Oneonta police recently put several more video cameras in place in downtown Oneonta, to improve law enforcement in the city. The same idea was in mind when patrolmen were equipped in October 1937 with a new device, the iron claw. 

The inventor of the device, Y. Smith Strange, gave a demonstration to the department on Thursday, Oct. 14. The iron claw was designed to replace handcuffs and night sticks to subdue an unruly prisoner. It could be done without apparent force on the part of the officer or injury to the prisoner. 

“A quick twist and the prisoner will move without argument.” In case of a struggle, “only an additional twist is necessary to produce pain so excruciating that further resistance is out of the question.”


Carlton “Sonny” Yanson, according to the Star of Monday, Oct. 25, “brought Oneonta probably its greatest national notice since the Eva Coo murder trial Saturday when he was included in the ‘Believe It or Not’ panel of Robert Ripley.” Under a drawing of the child with a big cigar in his mouth, appeared how “Sonny” age 2, smokes 10 cigars a day.

Yanson was 4 when the Ripley panel appeared. It was true about the smoking. Sonny’s mother had been working at breaking the boy of the habit. It had been discovered that when he was given a nickel, while most boys would buy candy or ice cream, Sonny bought cigars. It became necessary for Mrs. Yanson to tell the storekeeper not to sell the youngster any more cigars.


It was reported on Friday, Oct. 29, that excavation work would begin the next week for a new $20,000 office building to be built by Dr. C.C. Gregory at 53-57 Chestnut St., today’s dental office suites on the western side of the street, next to the Oneonta Theatre. Older buildings on the site had been razed during the summer.

“Plans call for a two story brick building with a slate roof. Each room will be of standard size and will be heated by a modern air conditioning plant. Dental offices of Dr. Gregory will locate on the first floor, and will include an operating room, laboratory and reception room.” The design was Georgian colonial style. H. Vincent Edgarton was the architect and the building was expected to be completed and opened in the spring of 1938. Dr. Gregory was relocating his office here from the Physician’s Building, once found at the corner of Church and Chestnut streets, formerly the Baird mansion, and today a series of retail shops.

On Monday: No meat on Tuesdays, no chickens or eggs on Thursdays in October 1947.

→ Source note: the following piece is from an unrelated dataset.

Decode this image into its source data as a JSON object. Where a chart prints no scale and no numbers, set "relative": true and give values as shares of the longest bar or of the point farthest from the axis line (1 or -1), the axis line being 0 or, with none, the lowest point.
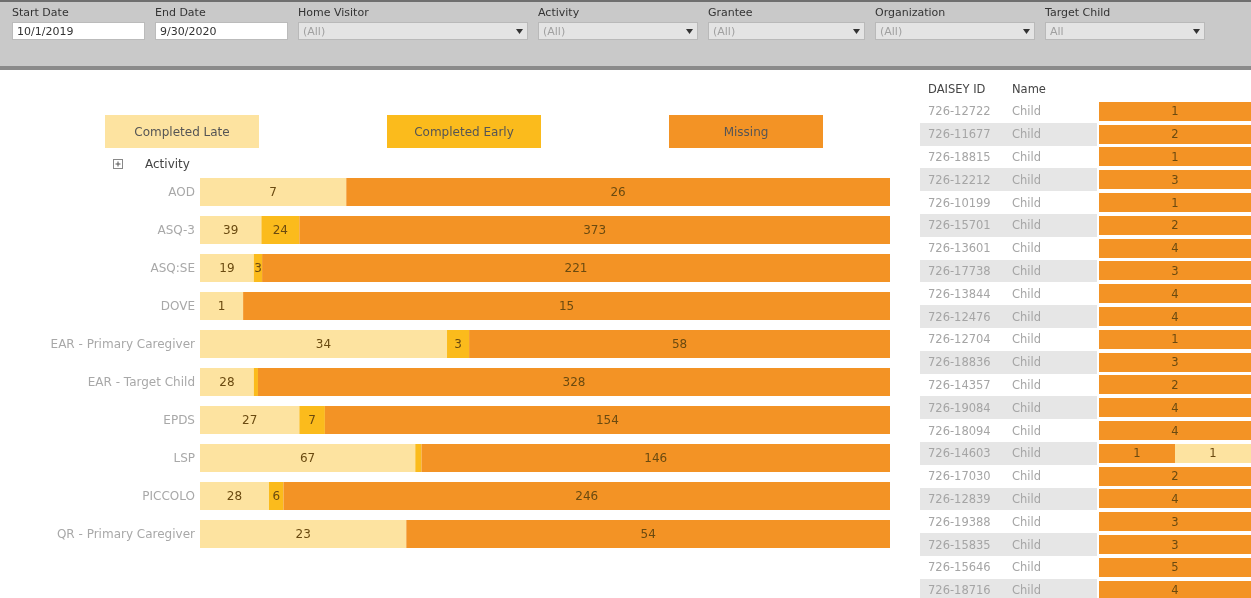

City Historian Mark Simonson’s column appears twice weekly. On Saturdays, his column focuses on the area during the Depression and before. His Monday columns address local history after the Depression. If you have feedback or ideas about the column, write to him at The Daily Star, or email him at His website is His columns can be found at